■ **Stored data entries**
____
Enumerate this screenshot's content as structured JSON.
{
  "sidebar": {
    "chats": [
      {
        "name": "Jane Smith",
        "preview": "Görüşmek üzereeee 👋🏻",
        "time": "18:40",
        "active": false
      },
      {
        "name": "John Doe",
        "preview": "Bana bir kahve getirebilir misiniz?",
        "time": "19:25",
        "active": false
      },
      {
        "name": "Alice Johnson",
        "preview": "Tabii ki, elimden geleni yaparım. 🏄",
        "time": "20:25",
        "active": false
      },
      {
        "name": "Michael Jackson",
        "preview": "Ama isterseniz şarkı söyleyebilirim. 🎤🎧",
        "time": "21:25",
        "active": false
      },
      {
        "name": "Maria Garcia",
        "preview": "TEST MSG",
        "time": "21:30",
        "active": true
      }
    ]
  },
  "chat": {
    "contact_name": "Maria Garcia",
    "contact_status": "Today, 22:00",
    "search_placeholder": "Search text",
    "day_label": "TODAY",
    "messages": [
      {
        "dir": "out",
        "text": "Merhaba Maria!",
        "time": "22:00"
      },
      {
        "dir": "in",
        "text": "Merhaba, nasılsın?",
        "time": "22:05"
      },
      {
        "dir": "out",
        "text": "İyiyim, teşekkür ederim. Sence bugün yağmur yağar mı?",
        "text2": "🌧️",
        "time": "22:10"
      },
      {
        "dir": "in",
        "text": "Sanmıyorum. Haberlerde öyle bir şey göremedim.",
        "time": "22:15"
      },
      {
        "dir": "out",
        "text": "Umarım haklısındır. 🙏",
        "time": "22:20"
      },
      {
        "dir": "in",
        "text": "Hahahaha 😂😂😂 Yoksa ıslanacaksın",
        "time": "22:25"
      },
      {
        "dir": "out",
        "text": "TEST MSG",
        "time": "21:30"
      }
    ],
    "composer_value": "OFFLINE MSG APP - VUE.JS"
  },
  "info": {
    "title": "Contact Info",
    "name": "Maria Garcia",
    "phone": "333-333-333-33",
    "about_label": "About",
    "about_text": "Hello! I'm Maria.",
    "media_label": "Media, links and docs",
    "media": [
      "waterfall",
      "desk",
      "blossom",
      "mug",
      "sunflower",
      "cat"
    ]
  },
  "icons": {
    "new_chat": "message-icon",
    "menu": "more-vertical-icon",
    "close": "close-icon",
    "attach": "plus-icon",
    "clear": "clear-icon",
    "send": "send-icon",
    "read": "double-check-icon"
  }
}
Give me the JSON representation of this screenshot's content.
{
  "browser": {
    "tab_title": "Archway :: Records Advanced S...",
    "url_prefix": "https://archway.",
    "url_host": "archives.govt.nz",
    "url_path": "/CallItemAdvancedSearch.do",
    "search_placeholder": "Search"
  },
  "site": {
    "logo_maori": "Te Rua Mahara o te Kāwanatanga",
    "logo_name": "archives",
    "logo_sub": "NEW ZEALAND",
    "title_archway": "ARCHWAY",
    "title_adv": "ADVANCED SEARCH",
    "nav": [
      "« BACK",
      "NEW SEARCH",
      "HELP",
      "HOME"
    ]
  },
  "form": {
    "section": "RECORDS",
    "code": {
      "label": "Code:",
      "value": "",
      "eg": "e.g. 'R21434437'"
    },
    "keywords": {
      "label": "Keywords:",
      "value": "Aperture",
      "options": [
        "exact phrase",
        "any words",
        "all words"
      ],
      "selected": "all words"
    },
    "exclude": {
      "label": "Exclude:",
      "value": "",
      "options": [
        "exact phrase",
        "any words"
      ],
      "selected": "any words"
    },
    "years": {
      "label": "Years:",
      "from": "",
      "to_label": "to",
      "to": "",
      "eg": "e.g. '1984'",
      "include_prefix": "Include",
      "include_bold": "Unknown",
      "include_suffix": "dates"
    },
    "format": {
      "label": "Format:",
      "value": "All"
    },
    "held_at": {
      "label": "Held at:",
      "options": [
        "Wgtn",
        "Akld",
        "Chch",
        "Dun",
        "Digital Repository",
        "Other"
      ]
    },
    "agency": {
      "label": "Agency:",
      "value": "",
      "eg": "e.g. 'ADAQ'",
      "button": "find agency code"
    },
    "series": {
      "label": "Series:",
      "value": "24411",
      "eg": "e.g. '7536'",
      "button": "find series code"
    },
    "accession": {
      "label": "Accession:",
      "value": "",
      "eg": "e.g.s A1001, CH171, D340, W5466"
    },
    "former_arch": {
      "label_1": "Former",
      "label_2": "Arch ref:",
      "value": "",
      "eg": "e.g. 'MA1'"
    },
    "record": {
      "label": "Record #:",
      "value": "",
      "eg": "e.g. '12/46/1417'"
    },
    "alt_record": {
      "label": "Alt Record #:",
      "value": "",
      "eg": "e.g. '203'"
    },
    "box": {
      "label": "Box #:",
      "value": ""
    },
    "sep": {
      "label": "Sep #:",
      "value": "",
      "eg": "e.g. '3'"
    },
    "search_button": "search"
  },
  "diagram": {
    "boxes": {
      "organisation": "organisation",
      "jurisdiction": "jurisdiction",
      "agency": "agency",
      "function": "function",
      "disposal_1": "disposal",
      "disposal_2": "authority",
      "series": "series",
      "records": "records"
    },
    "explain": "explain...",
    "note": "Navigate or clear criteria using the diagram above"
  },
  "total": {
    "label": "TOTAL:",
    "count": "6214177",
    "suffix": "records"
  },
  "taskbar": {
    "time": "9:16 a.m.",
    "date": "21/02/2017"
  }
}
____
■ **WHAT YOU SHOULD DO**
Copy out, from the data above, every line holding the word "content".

■ **SOLVED EXERCISE**
Enumerate this screenshot's content as structured JSON.
Give me the JSON representation of this screenshot's content.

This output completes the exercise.